School start date pushed back; districts plan for safe re-entry in fall
Many local school districts are working vigorously to come up with several plans to bring students back to school in the fall safely. In a recent press conference, Gov. Hutchinson announced the start of the 2020 school year would be pushed back for Arkansas schools from August 13 to August 24 amid the coronavirus pandemic.
In an earlier press conference, Gov. Asa Hutchinson discussed a plan for re-entry in fall, Arkansas Ready for Learning, that aims to support local school districts moving from online classes to in-person classes in August. Delaying the school year's start will give school districts almost two more weeks to prepare for the fall semester.
Last week the Arkansas Secretary of Education, Johnny Key, made a presentation to the House and Senate Education Committee about the Arkansas Ready for Learning initiative. Ready for Learning is a planning and guidance document created to serve as a game plan for the district and school administrators as they begin to grapple with making decisions for the 2020-2021 school year.
According to Key's, the Ready for Learning initiative also includes a playbook designed to address gaps resulting from lost learning that may have occurred because of school closures due to COVID-19. A team of approximately 130 educators developed the playbook that will serve as a learning guide this fall.
"It's critically important to develop strategies that can be revised and adapted depending on the level of viral transmission in the school and throughout the community. It must be done in collaboration with public health authorities," Key said.
A spokesperson for the Arkansas Department of Education said that Arkansas schools would implement blended learning systems that deliver curriculum, instruction and assessment through multiple methods. This system incorporates both on-site teacher interaction and off-site instruction, including new content, through streamed or uploaded lessons and activities if extended school closures become necessary.
Paris School District Superintendent, Dr. Wayne Fawcett said the district had formed a Reopen/Relearn Committee that will meet on consecutive Thursdays to discuss plans for the new school year plans.
Taylor Gattis, County Line Superintendent, said that the district would follow the Arkansas Department of Health (ADH) guidelines and the Arkansas Ready for Learning report issued by the Department of Elementary and Secondary Education (DESE).
"Our plan will be to provide as safe an experience as possible that includes a rich educational experience, with opportunities for social interaction and extracurricular activities while adhering to the guidelines provided by the ADH."
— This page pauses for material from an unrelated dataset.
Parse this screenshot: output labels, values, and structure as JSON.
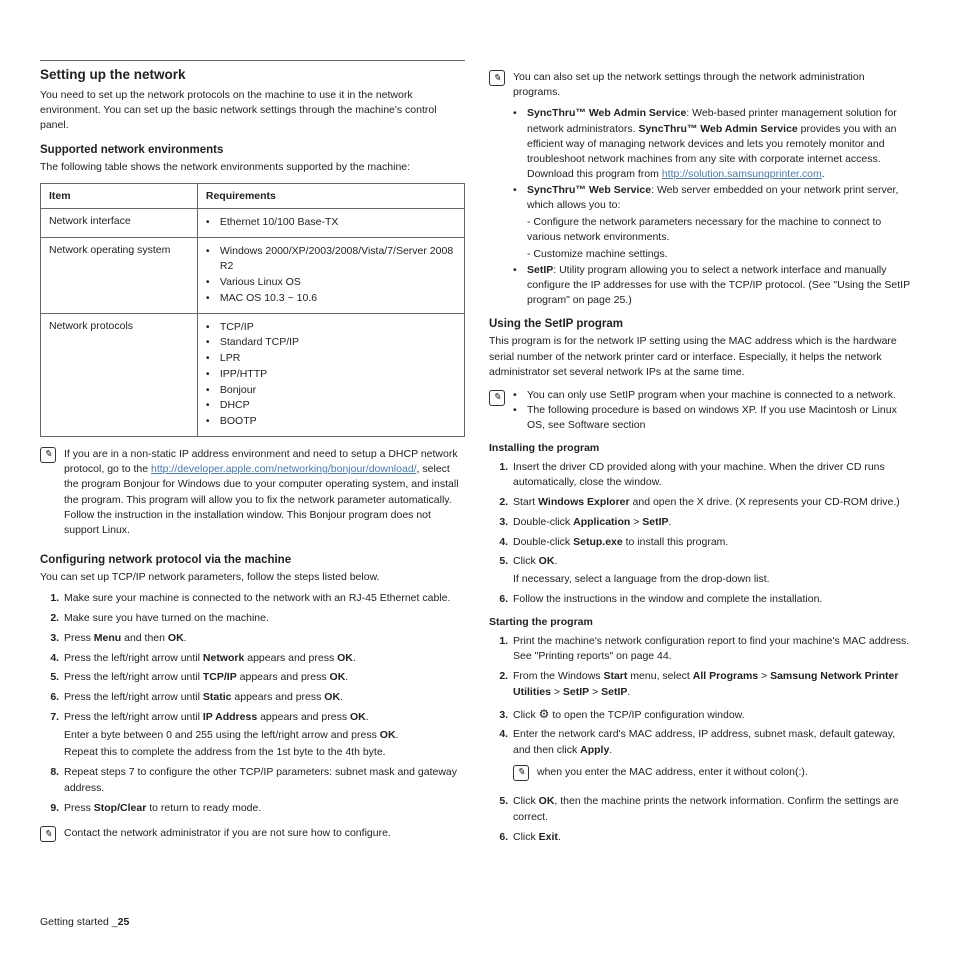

Gattis stated that regular bus routes and schedules would continue as they have in the past, but the district is encouraging families to transport their children as much as possible to decrease bus crowding.
"Students over the age of 10 will be required to wear a mask while on the bus and the parents should screen their child for fever, sore throat, coughing, or shortness of breath before placing them on the school bus each morning. Bus drivers are required to wear a mask as well."
Arkansas Secretary Key said the policy decisions regarding face masks would be left to individual districts. Gattis commented that he has thought about it a great deal about students being required to wear masks to school.
"That decision will probably be made by the school board with guidance and information compiled by the school administrative team. We have new information daily, and we do not want to rush into any decisions right now."
"At this point, we don't know what effect it will have. My opinion depends much on whether there is an increase or a decline in cases," said Fawcett.
The Arkansas Department of Education stated they would continue to update districts on policy changes and new information regarding the school year as it is received.